Impossibile est ut alveus flu It is impossible that the bed of minis publici non sit publicus. Dig. a public river should not be pub43. 12. 7.
lie.' • Litus publicum est eatenus qua • The seashore is public as far as maximus fluctus exæstuat.' Dig. 50. the greatest wave surges.' 16. 96. 112.
And littus' we have seen is the beach or shore of the sea.
· As to navigable streams and rivers, on which boats can ply, the property of them is in the king, as an incontestable right, naturally attached to the sovereignty; and since public things belonged to the people in the Roman republic, amongst us [in France) they must belong to our Sovereigns.' Julien, cited by Thierry 10. And Prevost de la Jannès, in his Principles of French Jurisprudence, after having said that the property of public things belongs to the king adds subject to the use thereof that is due to the people.' Thierry, ib.
In like manner, by the Common law of England, the property, tam aquæ quam soli, of every river, having flux or reflux, or susceptible of any navigation, is in the king; who cannot grant
the same laws. Other rivers are subject to accidental floods, which are declared however not to disturb the law of the plenissimum flumen. The Nile and Missisipi, not being subject to accidental floods, the flumen plenissimum with them is steady and undisturbed, and needs not the benefit of the exception. Nor will the reason of the law be changed, whether the cause of the inundation be the saturation of the earth and fountains, or rains, or melted snows, or the reflux of the ocean. The principle remains universally the same, that the land mark, when once established by a competent bank, is not changed by the inundation, or by any cause or circumstance of its high waters.
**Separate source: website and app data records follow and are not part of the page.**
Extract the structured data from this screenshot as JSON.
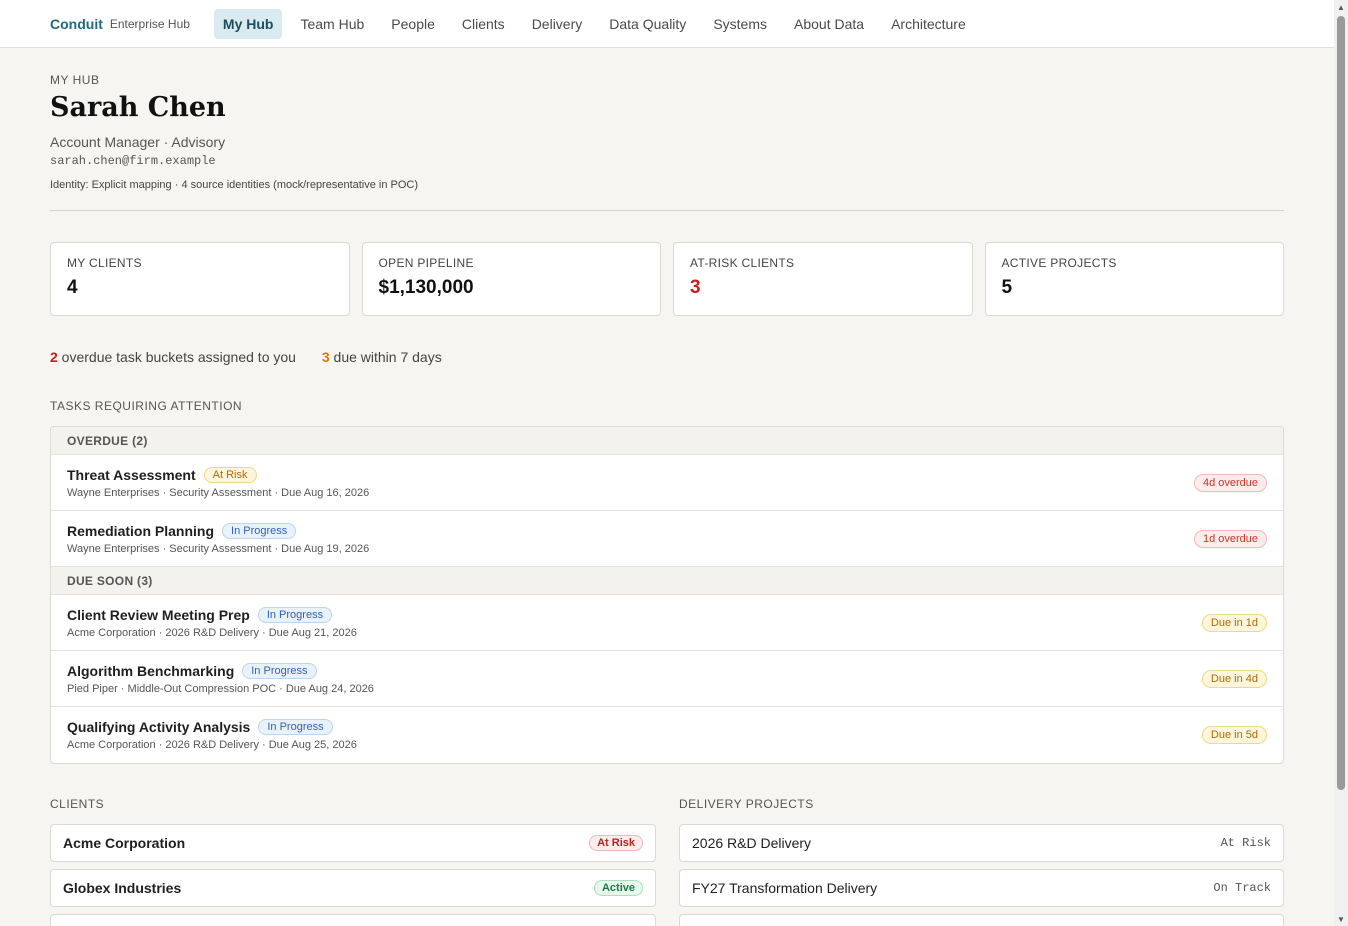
{
  "nav": {
    "brand": "Conduit",
    "brand_sub": "Enterprise Hub",
    "tabs": [
      {
        "label": "My Hub"
      },
      {
        "label": "Team Hub"
      },
      {
        "label": "People"
      },
      {
        "label": "Clients"
      },
      {
        "label": "Delivery"
      },
      {
        "label": "Data Quality"
      },
      {
        "label": "Systems"
      },
      {
        "label": "About Data"
      },
      {
        "label": "Architecture"
      }
    ],
    "active_tab": "My Hub"
  },
  "header": {
    "eyebrow": "MY HUB",
    "name": "Sarah Chen",
    "role": "Account Manager · Advisory",
    "email": "sarah.chen@firm.example",
    "identity": "Identity: Explicit mapping · 4 source identities (mock/representative in POC)"
  },
  "kpis": [
    {
      "label": "MY CLIENTS",
      "value": "4"
    },
    {
      "label": "OPEN PIPELINE",
      "value": "$1,130,000"
    },
    {
      "label": "AT-RISK CLIENTS",
      "value": "3"
    },
    {
      "label": "ACTIVE PROJECTS",
      "value": "5"
    }
  ],
  "alerts": {
    "overdue_count": "2",
    "overdue_text": " overdue task buckets assigned to you",
    "soon_count": "3",
    "soon_text": " due within 7 days"
  },
  "tasks": {
    "title": "TASKS REQUIRING ATTENTION",
    "overdue_header": "OVERDUE (2)",
    "due_soon_header": "DUE SOON (3)",
    "overdue": [
      {
        "name": "Threat Assessment",
        "status": "At Risk",
        "meta": "Wayne Enterprises · Security Assessment · Due Aug 16, 2026",
        "due": "4d overdue"
      },
      {
        "name": "Remediation Planning",
        "status": "In Progress",
        "meta": "Wayne Enterprises · Security Assessment · Due Aug 19, 2026",
        "due": "1d overdue"
      }
    ],
    "due_soon": [
      {
        "name": "Client Review Meeting Prep",
        "status": "In Progress",
        "meta": "Acme Corporation · 2026 R&D Delivery · Due Aug 21, 2026",
        "due": "Due in 1d"
      },
      {
        "name": "Algorithm Benchmarking",
        "status": "In Progress",
        "meta": "Pied Piper · Middle-Out Compression POC · Due Aug 24, 2026",
        "due": "Due in 4d"
      },
      {
        "name": "Qualifying Activity Analysis",
        "status": "In Progress",
        "meta": "Acme Corporation · 2026 R&D Delivery · Due Aug 25, 2026",
        "due": "Due in 5d"
      }
    ]
  },
  "clients": {
    "title": "CLIENTS",
    "items": [
      {
        "name": "Acme Corporation",
        "status": "At Risk"
      },
      {
        "name": "Globex Industries",
        "status": "Active"
      }
    ]
  },
  "projects": {
    "title": "DELIVERY PROJECTS",
    "items": [
      {
        "name": "2026 R&D Delivery",
        "status": "At Risk"
      },
      {
        "name": "FY27 Transformation Delivery",
        "status": "On Track"
      }
    ]
  }
}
it to a subject, because it is a highway, except for purposes which will increase the convenience of navigation. The king has a right of property to the sea shore, and the maritima incrementa. The shore is the land lying between high water and low water mark in ordinary tides, and this land belongeth to the king de jure communi, both in the shore of the sea, and shore of the arms of the sea. And that is called an arm of the sea where the tide flows and reflows, and so far only as the tide flows and reflows. Hale de jure maris. c. 4. cited in Bac. Abr. Prærog. B. 3.
So that I presume no question is to be made but that the bed of the Missisipi belongs to the sovereign, that is, to the Nation.
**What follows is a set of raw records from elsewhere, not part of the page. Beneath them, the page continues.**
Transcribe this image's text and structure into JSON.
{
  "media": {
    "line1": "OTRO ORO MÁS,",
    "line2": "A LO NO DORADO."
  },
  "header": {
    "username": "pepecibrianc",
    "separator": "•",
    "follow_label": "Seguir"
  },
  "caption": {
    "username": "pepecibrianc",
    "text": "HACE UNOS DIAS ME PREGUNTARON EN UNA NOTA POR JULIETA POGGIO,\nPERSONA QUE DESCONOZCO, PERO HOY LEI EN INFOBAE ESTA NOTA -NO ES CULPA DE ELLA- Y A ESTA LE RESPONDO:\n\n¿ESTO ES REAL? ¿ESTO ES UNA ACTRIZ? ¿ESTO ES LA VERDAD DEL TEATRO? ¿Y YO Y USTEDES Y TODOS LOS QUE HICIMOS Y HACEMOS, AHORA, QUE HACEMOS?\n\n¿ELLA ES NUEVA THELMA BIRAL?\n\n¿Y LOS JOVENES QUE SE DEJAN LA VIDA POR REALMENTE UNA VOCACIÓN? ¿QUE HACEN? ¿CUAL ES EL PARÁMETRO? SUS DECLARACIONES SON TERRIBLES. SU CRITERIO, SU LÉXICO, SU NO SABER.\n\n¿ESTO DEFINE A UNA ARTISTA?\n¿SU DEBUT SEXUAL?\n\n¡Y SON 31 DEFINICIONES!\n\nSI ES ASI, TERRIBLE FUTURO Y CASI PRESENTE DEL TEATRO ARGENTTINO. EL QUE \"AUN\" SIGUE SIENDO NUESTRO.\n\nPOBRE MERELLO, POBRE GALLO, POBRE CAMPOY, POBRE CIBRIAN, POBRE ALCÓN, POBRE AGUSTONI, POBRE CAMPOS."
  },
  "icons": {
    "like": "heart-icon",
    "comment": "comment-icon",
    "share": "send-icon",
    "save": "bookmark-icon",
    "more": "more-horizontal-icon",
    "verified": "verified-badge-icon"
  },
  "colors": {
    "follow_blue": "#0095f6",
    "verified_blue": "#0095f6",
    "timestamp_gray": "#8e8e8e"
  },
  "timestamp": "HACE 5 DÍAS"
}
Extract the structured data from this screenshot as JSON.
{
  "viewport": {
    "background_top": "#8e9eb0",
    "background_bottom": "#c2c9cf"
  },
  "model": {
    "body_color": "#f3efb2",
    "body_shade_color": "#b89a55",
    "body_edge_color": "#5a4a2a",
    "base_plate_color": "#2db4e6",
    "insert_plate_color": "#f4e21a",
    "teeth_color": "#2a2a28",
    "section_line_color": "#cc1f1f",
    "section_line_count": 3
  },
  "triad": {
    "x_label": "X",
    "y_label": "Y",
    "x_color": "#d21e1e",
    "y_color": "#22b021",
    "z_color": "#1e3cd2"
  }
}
2. In the bank, from the high water line inland, it is admitted that the property or ownership, is in the Riparian proprietor of the adjacent field or farm : but the use is in the public, for the purposes of navigation and other necessary uses.
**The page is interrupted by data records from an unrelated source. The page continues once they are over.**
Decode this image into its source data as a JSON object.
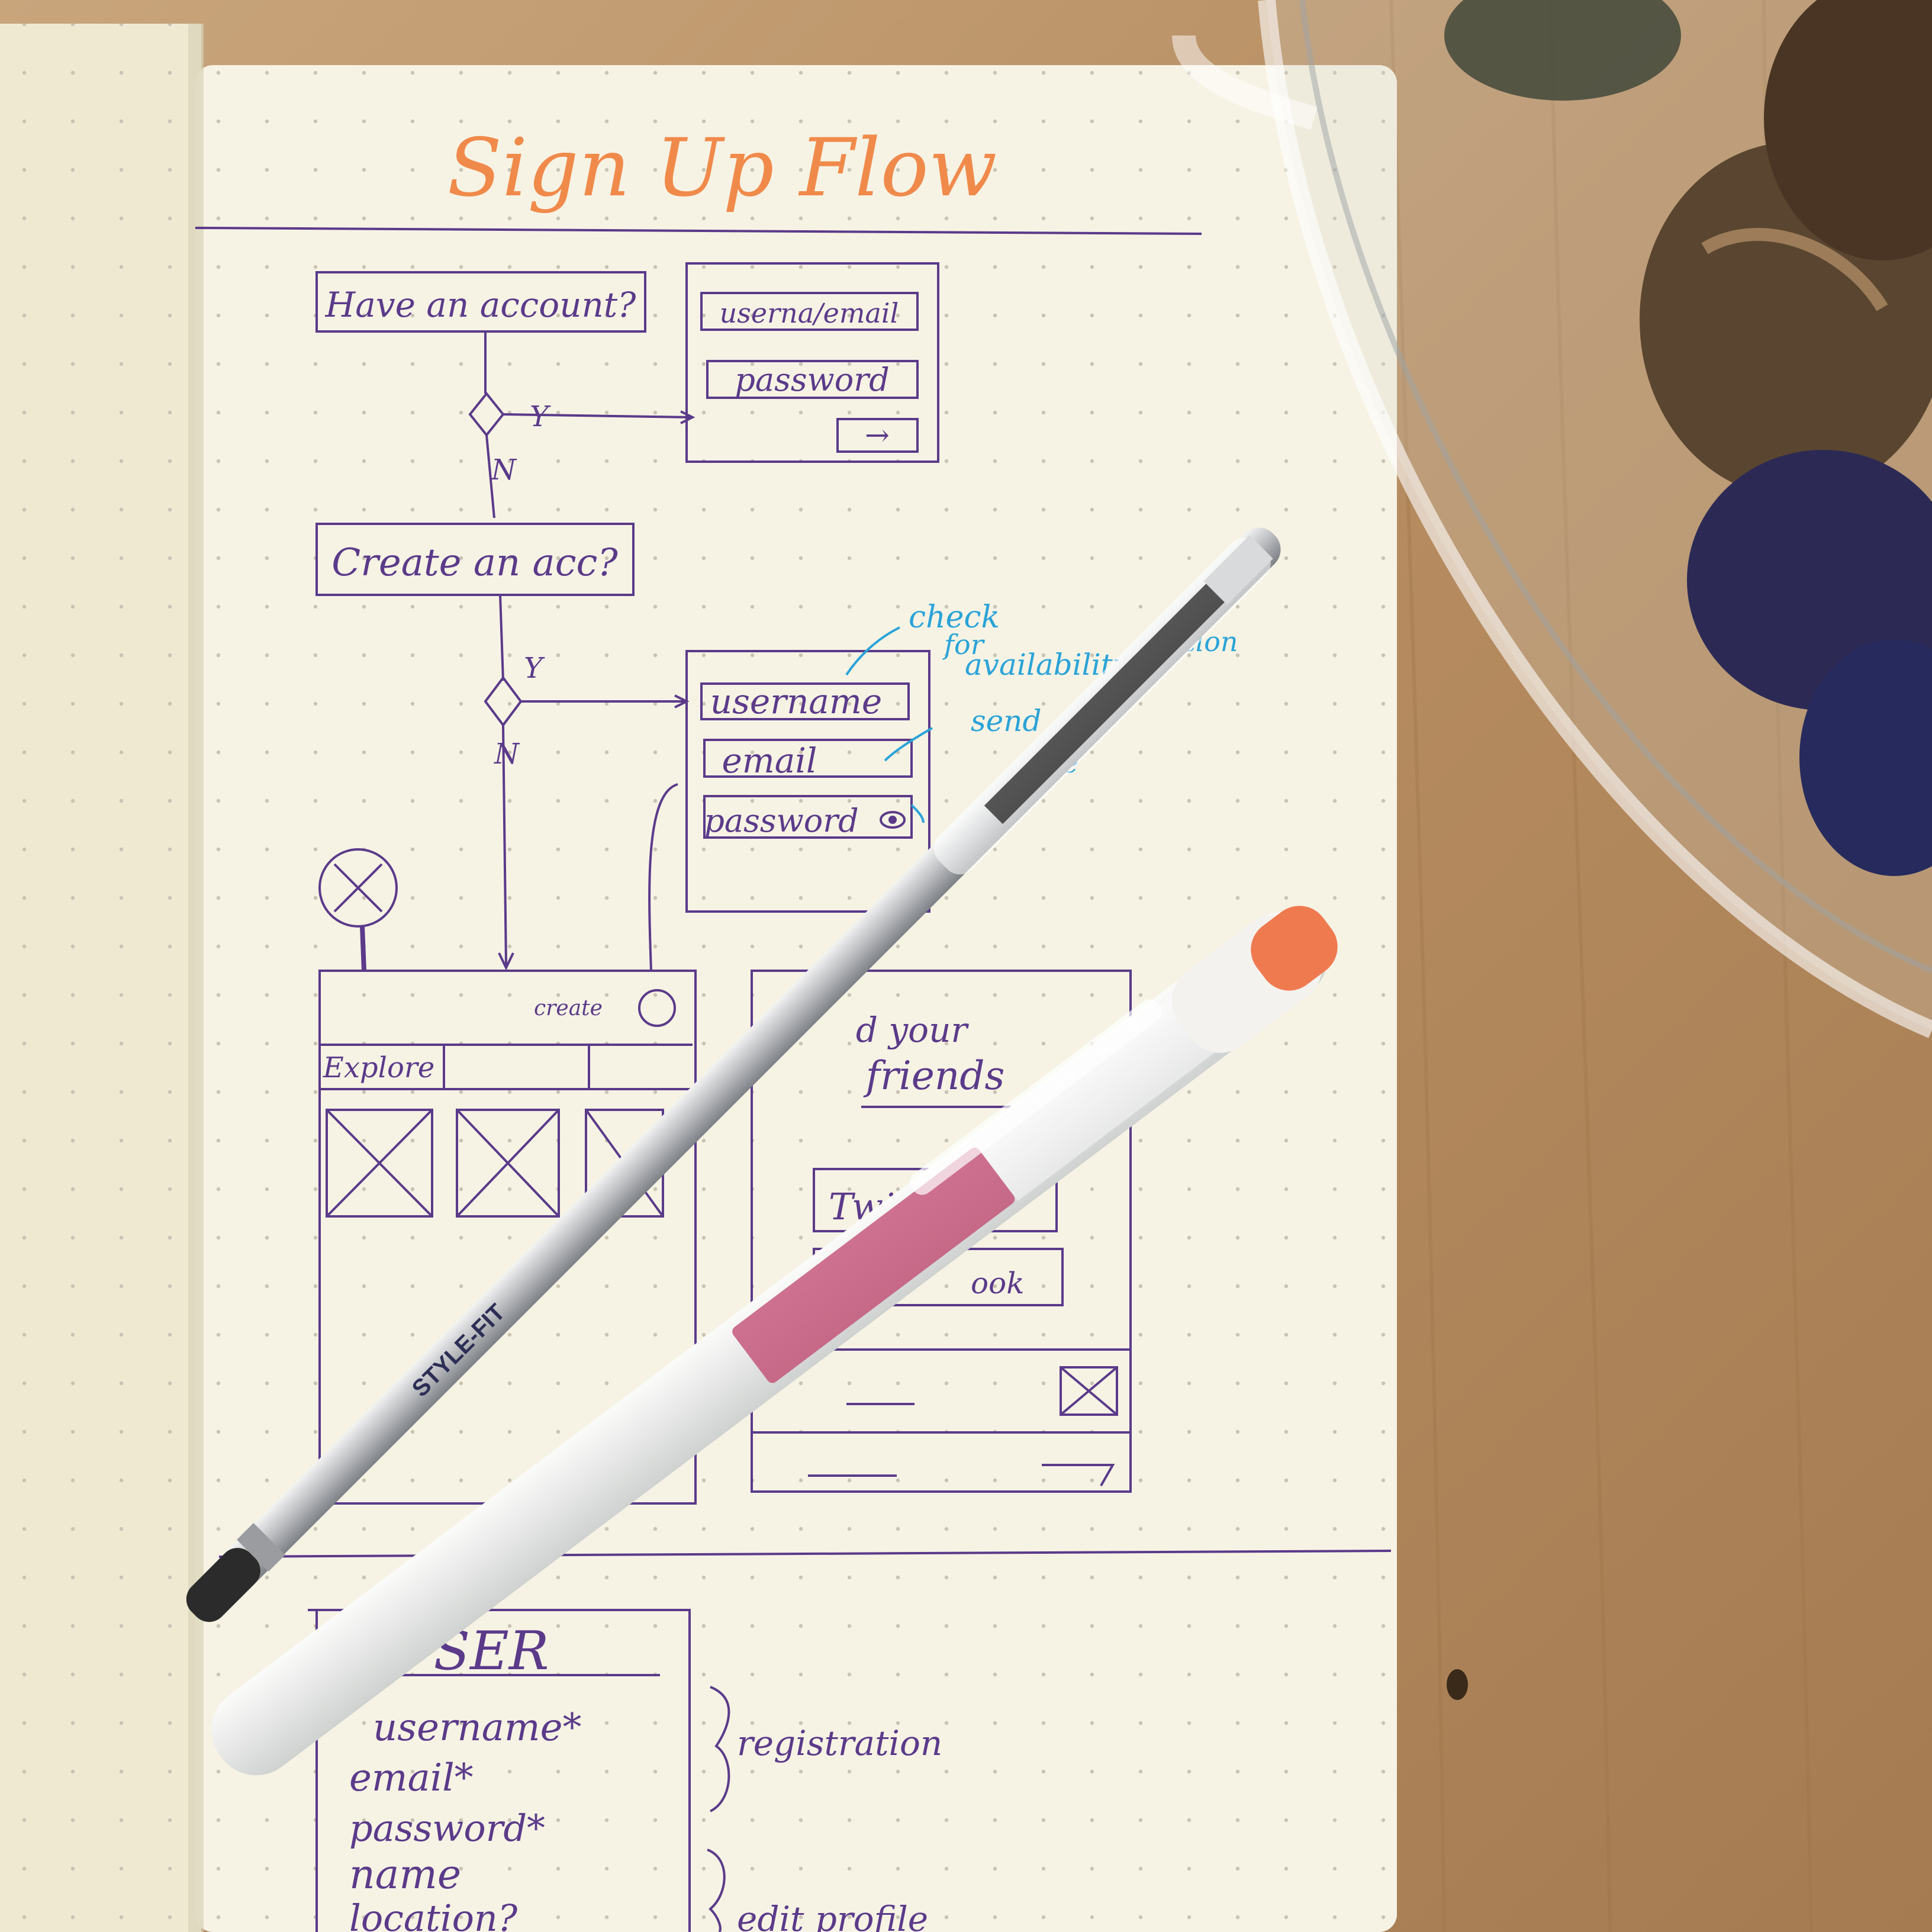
{
  "title": "Sign Up Flow",
  "flow": {
    "q_have_account": "Have an account?",
    "q_create_account": "Create an acc?",
    "yes": "Y",
    "no": "N"
  },
  "login": {
    "username_email": "userna/email",
    "password": "password",
    "submit": "→"
  },
  "signup": {
    "username": "username",
    "email": "email",
    "password": "password"
  },
  "notes": {
    "check_1": "check",
    "check_2": "for",
    "check_3": "availability",
    "send": "send",
    "confirmation_tail": "mation",
    "e_tail": "e"
  },
  "explore": {
    "create": "create",
    "tab": "Explore"
  },
  "friends": {
    "line1": "d your",
    "line2": "friends",
    "twitter": "Twit",
    "facebook": "ook"
  },
  "user_model": {
    "heading": "SER",
    "fields": [
      "username*",
      "email*",
      "password*",
      "name",
      "location?"
    ],
    "registration": "registration",
    "profile": "edit profile"
  },
  "pens": {
    "silver_label": "STYLE-FIT"
  },
  "colors": {
    "ink": "#5b3a8a",
    "orange": "#f08a4b",
    "blue": "#2aa3d8",
    "paper": "#f6f3e4",
    "wood": "#b8926a"
  }
}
• Riparum quoque usus publicus “The use of the bank is public by est jure gentium [i. e. gentis hu- the law of nations [i. e. of nature] mana] sicut ipsius fluminis : itaque as to navigate the river itself.
naves ad eas appellere, funes Therefore it is free for every *54 arboribus ibi natis religare, *one to bring his ships to at them,
onus aliquod in his repon- to make fast ropes to the trees ere, cuilibet liberum est, sicut per growing there, to discharge any ipsum flumen navigare. Sed pro- load on them. But the property of prietas earum, illorum est, quorum them is in those to whose farms they prædiis hærent: quâ de causâ arbo- adhere; for which reason the trees res quoque in eisdem natæ eorun- likewise growing on them, belong to dem sunt. Inst. 2. 1. 4. And Vin the same.' And Vinnius adds - the nius adds ‘non ut litora maris, ita banks do not, like the shores of the ripas, conditionem fluminis sequi.? sea, follow the condition of the river.'
* Publica sunt flumina, portus, al · Rivers, harbors, the beds of veus fluminis quamdiu à flumine rivers as long as occupied by the occupatus, ripa.
Harum rerum river, and the banks are public. omnium, proprietas nullius, si ripas The property of all these is in no exciperis, quarum proprietas eorum one, if you will except the banks, est qui propè ripam prædia possi- the property of which is in those dunt.' Vinnii Part. jur. L. 1. c. 17. who possess the farms on the bank.